The ability to alter the cytokine microenvironment has the potential to shape immune responses in many physiological settings, including the immunotherapy of tumours. We set out to develop a general approach in which cytokines could be functionally attenuated until activated. We report the development and initial characterization of fusion proteins in which human or mouse interleukin-2 (IL-2), a potent growth factor for immune cells, is joined to a specific IL-2 inhibitory binding component separated by a protease site. The rationale is that upon cleavage by a protease the cytokine is free to dissociate from the inhibitory component and becomes biologically more available. We describe the successful development of two attenuation strategies using specific binding: the first uses the mouse IL-2 receptor alpha chain as the inhibitory binding component whereas the second employs a human antibody fragment (scFv) reactive with human IL-2. We demonstrated that the fusion proteins containing a prostate-specific antigen or a matrix metalloproteinase (MMP) protease cleavage site are markedly attenuated in the intact fusion protein but had enhanced bioactivity of IL-2 in vitro when cleaved. Further, we showed that a fusion protein composed of the IL-2/IL-2 receptor alpha chain with an MMP cleavage site reduced tumour growth in vivo in a peritoneal mouse tumour model. This general strategy should be applicable to other proteases and immune modulators allowing site-specific activation of immunomodulators while reducing unwanted side-effects.

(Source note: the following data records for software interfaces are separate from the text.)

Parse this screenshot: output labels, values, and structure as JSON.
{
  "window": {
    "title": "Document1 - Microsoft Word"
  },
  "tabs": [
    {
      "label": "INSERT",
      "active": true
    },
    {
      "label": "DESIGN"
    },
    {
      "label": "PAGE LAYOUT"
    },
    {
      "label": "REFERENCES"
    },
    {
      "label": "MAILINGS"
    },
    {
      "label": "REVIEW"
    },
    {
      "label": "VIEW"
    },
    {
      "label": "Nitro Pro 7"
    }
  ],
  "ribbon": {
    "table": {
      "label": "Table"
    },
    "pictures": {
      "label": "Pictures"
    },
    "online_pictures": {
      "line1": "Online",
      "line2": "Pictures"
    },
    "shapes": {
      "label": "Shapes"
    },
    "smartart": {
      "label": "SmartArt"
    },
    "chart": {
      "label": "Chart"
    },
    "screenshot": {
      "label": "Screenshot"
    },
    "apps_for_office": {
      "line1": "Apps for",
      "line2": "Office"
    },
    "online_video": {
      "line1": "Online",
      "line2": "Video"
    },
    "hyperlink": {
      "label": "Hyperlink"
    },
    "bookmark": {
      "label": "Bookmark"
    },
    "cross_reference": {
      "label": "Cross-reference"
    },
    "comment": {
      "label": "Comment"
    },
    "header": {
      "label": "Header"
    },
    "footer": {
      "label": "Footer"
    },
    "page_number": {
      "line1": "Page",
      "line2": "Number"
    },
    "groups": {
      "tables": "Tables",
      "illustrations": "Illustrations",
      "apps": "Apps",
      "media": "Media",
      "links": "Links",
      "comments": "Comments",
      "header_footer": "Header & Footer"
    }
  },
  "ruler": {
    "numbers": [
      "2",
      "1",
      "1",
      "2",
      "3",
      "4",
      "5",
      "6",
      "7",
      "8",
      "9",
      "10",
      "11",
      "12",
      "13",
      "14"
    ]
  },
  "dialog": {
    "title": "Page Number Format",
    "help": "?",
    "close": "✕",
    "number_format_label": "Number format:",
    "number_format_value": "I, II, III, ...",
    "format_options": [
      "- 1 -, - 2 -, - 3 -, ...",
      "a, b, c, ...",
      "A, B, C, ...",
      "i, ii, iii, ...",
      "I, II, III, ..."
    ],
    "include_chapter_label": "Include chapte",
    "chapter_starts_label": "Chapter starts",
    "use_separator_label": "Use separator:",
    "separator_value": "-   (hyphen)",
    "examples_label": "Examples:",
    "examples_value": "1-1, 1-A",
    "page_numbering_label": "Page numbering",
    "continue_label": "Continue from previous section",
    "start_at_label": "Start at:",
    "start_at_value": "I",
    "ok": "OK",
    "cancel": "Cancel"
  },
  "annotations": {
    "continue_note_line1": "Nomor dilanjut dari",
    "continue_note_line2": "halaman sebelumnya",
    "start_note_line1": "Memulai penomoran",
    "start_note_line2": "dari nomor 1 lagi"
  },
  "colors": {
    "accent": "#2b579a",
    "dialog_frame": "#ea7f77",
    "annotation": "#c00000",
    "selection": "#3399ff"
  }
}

© 2011 The Authors. Immunology © 2011 Blackwell Publishing Ltd.